Out came the white vinegar, and important coffee machine cleaning product. I got ready to run some hot water and vinegar through the equipment so it would be all fresh and sparkly. I grabbed the carafe and made and unfortunate discovery.
The dregs of the last pot of coffee I made were in there. At least 3 tablespoons worth. I dumped it out and stealed myself for what I now knew to expect from the rest of the machine. Multi-month old, damp coffee grounds.
I popped open the filter draw, and pulled out the assembly. I pried the lid off the filter basket and found a lawn. A nice, thick, lush, damp,white lawn growing on top of the coffee grounds.
I thought about mowing it, but don't have Deere that will fit in there. Instead I turned it upside down to dump the nearly sentient coffee grounds in the sink. And that's when I made my next discovery. Cofffee grounds, as they age, begin to think they are above Isaac Newton, and don't need to obey his silly laws.
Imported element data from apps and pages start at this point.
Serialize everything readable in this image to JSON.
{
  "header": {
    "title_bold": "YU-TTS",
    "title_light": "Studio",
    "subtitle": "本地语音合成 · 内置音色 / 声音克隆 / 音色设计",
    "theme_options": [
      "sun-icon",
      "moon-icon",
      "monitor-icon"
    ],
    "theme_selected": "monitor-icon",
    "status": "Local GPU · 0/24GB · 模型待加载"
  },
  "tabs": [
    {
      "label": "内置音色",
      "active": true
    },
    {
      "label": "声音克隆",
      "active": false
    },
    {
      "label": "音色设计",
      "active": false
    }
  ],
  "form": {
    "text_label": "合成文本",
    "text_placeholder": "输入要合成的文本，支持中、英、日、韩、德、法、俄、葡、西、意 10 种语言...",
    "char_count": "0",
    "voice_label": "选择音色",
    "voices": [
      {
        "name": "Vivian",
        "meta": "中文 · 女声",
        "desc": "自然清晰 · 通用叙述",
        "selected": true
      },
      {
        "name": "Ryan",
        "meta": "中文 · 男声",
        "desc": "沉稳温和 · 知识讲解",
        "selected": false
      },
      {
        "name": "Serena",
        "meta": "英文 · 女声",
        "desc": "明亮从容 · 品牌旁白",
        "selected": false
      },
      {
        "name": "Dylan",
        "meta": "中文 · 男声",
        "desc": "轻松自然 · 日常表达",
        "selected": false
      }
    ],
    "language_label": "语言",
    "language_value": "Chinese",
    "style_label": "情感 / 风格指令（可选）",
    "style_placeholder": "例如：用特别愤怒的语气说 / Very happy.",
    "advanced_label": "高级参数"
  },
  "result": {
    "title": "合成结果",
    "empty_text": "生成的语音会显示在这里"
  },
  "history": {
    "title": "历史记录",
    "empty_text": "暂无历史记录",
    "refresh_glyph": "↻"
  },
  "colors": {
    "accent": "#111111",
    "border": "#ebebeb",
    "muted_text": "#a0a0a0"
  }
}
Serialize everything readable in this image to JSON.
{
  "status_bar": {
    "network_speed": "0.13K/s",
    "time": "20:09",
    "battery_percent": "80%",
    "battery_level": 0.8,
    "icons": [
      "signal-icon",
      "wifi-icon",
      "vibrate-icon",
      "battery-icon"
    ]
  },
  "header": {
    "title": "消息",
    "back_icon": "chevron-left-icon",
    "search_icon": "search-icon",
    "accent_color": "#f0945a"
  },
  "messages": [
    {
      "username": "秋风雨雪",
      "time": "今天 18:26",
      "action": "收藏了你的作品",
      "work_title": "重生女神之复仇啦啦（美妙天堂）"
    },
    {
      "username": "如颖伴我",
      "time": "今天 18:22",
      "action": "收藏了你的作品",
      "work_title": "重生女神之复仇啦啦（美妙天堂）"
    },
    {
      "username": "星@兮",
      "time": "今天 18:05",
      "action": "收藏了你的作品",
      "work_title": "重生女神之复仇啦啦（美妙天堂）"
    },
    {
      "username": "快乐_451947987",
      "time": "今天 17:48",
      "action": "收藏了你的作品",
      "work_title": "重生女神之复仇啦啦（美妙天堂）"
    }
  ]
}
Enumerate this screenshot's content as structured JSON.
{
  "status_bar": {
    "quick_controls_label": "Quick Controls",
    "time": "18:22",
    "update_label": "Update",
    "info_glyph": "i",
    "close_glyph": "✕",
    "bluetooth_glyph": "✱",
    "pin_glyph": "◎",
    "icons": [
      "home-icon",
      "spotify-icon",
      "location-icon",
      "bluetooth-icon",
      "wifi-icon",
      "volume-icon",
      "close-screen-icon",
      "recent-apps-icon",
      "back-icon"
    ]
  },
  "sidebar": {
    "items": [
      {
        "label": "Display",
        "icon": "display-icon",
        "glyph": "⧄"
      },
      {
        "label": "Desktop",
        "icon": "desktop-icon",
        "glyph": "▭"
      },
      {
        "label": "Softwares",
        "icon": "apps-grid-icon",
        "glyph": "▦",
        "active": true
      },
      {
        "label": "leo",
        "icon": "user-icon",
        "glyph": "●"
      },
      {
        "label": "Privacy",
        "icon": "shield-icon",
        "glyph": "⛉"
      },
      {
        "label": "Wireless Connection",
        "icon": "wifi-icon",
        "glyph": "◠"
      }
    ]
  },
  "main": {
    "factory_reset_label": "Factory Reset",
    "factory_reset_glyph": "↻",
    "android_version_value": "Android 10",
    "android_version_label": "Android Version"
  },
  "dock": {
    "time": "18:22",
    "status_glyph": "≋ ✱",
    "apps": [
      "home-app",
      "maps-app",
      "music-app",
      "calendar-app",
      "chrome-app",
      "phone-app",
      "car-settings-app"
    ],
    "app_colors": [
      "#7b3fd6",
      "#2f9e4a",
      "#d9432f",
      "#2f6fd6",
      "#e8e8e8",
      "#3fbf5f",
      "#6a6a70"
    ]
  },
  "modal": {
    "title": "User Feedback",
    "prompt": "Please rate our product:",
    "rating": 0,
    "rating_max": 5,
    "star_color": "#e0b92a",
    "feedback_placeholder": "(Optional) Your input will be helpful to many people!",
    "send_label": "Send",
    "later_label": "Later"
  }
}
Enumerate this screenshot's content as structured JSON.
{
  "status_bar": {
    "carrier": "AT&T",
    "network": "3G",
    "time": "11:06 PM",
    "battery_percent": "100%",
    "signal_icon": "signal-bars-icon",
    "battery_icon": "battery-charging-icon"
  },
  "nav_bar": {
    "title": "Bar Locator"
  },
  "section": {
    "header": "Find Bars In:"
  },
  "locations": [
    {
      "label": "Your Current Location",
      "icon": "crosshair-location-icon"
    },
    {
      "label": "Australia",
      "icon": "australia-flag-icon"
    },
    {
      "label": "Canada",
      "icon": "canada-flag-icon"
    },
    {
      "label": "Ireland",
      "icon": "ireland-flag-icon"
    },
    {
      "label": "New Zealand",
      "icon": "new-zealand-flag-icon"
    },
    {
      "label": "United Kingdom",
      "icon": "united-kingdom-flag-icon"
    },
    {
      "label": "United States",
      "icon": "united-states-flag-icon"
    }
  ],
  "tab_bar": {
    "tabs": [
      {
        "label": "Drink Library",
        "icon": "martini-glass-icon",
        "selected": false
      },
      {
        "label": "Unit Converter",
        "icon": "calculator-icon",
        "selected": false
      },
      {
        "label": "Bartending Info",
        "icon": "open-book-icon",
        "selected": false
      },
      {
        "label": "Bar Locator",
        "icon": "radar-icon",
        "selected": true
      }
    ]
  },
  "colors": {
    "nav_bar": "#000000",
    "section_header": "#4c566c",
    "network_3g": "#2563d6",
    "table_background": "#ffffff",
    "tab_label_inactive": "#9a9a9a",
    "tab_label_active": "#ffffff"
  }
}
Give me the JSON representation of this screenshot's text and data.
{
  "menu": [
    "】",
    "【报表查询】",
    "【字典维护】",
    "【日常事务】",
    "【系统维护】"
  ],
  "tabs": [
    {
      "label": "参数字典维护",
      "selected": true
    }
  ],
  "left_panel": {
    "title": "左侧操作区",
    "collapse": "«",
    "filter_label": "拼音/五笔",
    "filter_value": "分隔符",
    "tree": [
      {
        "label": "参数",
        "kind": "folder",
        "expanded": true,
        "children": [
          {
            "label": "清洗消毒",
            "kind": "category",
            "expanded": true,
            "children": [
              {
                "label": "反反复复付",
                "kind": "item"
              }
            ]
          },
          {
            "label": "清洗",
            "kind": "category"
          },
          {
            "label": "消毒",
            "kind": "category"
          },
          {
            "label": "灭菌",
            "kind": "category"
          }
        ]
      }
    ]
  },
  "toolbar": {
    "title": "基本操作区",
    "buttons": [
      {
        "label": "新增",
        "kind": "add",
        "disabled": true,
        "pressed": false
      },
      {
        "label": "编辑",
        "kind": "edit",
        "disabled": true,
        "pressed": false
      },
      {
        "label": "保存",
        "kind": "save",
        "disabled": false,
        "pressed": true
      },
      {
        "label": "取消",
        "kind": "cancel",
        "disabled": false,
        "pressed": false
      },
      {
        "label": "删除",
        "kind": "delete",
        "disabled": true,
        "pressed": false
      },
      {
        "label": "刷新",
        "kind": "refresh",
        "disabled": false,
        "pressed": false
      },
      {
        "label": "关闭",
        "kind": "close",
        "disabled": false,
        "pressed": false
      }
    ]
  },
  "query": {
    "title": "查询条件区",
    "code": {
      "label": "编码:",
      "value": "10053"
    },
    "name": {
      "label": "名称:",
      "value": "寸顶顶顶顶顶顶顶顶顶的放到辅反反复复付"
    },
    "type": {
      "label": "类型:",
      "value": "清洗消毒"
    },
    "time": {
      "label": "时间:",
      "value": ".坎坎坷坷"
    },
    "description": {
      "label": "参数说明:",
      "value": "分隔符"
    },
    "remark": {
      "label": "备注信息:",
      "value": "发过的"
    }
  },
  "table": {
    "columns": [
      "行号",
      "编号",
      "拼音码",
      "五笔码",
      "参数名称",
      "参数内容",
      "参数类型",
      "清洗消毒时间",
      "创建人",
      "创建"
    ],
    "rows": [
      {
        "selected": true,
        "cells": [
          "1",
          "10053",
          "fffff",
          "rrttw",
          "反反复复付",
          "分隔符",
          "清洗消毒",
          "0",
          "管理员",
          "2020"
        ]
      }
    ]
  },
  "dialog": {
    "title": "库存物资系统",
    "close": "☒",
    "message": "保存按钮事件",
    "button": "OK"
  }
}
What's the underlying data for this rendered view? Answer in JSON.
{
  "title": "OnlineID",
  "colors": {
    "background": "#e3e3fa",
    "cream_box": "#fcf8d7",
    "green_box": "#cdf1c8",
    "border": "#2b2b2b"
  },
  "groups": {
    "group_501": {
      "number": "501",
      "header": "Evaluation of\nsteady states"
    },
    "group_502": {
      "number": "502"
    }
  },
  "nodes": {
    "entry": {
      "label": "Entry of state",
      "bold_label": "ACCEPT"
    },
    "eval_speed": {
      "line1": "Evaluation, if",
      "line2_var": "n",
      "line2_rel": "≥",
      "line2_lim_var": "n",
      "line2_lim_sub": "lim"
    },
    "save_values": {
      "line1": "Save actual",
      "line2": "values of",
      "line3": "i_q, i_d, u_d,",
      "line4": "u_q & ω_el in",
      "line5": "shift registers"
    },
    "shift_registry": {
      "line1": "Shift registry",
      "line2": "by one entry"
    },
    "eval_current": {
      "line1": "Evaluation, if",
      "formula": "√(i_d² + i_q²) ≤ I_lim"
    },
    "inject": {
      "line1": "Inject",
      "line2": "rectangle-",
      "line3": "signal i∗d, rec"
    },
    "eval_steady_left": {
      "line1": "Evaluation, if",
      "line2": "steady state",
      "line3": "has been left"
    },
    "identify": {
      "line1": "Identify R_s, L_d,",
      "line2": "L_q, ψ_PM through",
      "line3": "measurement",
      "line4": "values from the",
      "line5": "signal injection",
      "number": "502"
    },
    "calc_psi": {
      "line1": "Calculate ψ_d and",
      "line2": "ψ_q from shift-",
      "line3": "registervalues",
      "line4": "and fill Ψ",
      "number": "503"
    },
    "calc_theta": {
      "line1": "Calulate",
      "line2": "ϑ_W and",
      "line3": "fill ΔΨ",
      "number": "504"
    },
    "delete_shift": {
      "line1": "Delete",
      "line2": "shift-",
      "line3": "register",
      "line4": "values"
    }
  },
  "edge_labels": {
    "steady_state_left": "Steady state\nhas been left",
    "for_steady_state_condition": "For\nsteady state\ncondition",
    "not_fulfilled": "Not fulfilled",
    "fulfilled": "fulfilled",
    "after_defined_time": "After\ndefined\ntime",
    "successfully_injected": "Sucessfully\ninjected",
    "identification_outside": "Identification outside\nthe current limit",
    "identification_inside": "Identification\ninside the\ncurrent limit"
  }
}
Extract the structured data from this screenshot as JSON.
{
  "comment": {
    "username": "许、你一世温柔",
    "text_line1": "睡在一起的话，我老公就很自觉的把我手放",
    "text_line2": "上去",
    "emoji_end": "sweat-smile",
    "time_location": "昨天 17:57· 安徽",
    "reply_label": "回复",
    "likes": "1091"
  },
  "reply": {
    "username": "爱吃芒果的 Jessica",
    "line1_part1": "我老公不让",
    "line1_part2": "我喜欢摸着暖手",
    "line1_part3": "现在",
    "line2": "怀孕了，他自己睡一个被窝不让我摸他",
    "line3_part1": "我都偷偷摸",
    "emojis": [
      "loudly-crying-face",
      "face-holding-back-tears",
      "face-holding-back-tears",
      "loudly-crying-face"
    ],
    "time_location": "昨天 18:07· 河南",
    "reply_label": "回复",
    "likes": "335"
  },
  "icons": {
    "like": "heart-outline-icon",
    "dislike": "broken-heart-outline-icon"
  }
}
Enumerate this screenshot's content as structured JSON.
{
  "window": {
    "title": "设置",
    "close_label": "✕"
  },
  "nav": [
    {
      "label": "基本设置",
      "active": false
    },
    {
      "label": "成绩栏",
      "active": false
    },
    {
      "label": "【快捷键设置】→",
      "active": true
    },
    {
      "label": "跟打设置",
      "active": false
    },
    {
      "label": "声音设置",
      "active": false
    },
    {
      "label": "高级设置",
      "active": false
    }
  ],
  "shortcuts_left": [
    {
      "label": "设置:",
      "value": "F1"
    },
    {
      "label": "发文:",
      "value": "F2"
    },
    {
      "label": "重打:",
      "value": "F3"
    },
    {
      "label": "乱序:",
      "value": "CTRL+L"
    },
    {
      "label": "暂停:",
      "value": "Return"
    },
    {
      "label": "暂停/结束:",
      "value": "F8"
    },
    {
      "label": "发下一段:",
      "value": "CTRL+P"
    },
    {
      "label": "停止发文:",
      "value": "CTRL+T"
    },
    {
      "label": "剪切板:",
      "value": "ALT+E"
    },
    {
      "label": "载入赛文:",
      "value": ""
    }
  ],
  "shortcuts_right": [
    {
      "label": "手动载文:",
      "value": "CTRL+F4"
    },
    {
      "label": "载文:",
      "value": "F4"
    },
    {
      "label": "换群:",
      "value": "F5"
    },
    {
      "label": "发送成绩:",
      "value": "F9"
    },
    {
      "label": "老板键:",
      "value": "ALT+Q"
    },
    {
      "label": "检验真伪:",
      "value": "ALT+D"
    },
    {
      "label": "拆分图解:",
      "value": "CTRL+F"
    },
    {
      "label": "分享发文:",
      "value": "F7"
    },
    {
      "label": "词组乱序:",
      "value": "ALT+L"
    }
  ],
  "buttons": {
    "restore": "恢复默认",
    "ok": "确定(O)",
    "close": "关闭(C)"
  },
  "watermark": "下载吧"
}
They just hung in the filter.
Tap. Tap. Tap.
Tapping on the filter did not help.
BANG BANG BANG SMACK
Banging it on the bottom of the sink and smacking it into the side still did not dislodge this stubborn culture.
So now it was up to the water. 5 minutes of hot water pouring through the filter was enough to finally break up this coffee paste. It took a couple days of soaking and scrubbing to get the rest of it off. Eventually, it was mostly clean and now I could unleash cries of, "DEPLOY THE VINEGAR!"
I filled the carafe, which at one point actually had a silver interior, with hot water and a bunch of vinegar and ran it through the equipment. And did it again. And again. And again.
Now, it's mostly clean. I'm running daily flushings of just hot water through there to get rid of the vinegar, and now it's as good as new. Or at least as good as six months old.
Who wants coffee?